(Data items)

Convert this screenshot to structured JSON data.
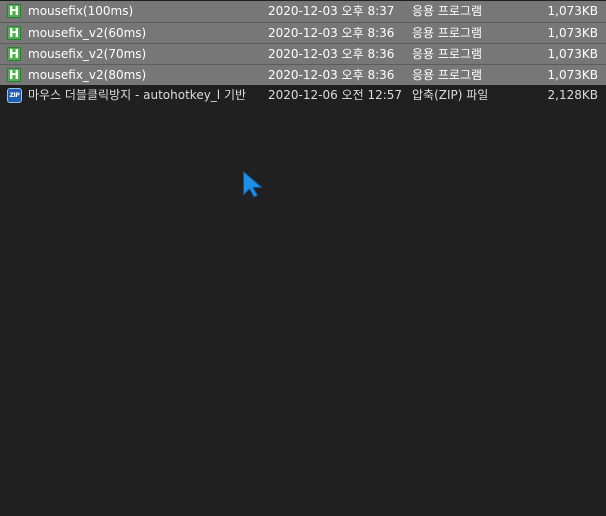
{
  "files": [
    {
      "name": "mousefix(100ms)",
      "date": "2020-12-03 오후 8:37",
      "type": "응용 프로그램",
      "size": "1,073KB",
      "icon": "autohotkey-exe-icon",
      "icon_letter": "H",
      "selected": true
    },
    {
      "name": "mousefix_v2(60ms)",
      "date": "2020-12-03 오후 8:36",
      "type": "응용 프로그램",
      "size": "1,073KB",
      "icon": "autohotkey-exe-icon",
      "icon_letter": "H",
      "selected": true
    },
    {
      "name": "mousefix_v2(70ms)",
      "date": "2020-12-03 오후 8:36",
      "type": "응용 프로그램",
      "size": "1,073KB",
      "icon": "autohotkey-exe-icon",
      "icon_letter": "H",
      "selected": true
    },
    {
      "name": "mousefix_v2(80ms)",
      "date": "2020-12-03 오후 8:36",
      "type": "응용 프로그램",
      "size": "1,073KB",
      "icon": "autohotkey-exe-icon",
      "icon_letter": "H",
      "selected": true
    },
    {
      "name": "마우스 더블클릭방지 - autohotkey_l 기반",
      "date": "2020-12-06 오전 12:57",
      "type": "압축(ZIP) 파일",
      "size": "2,128KB",
      "icon": "zip-archive-icon",
      "icon_letter": "ZIP",
      "selected": false
    }
  ],
  "colors": {
    "background": "#202020",
    "selection": "#777777",
    "text": "#dcdcdc",
    "cursor": "#1f8fe6"
  }
}
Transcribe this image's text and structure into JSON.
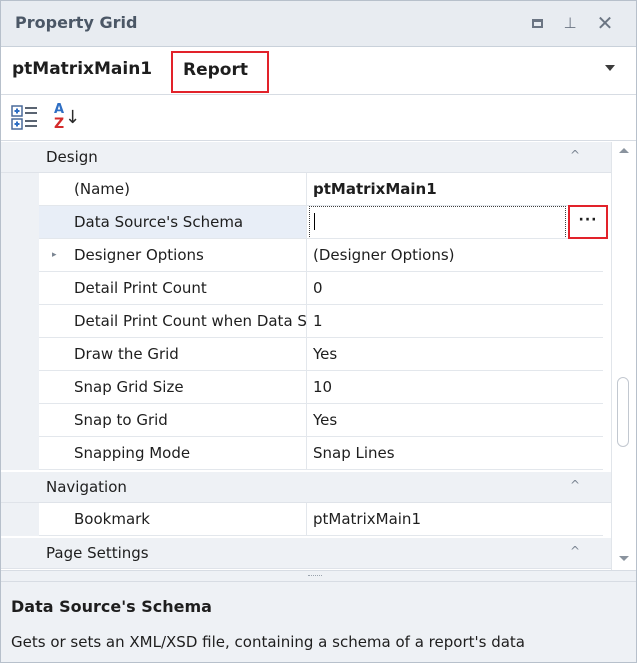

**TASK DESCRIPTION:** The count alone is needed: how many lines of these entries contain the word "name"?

**REPLY:** 5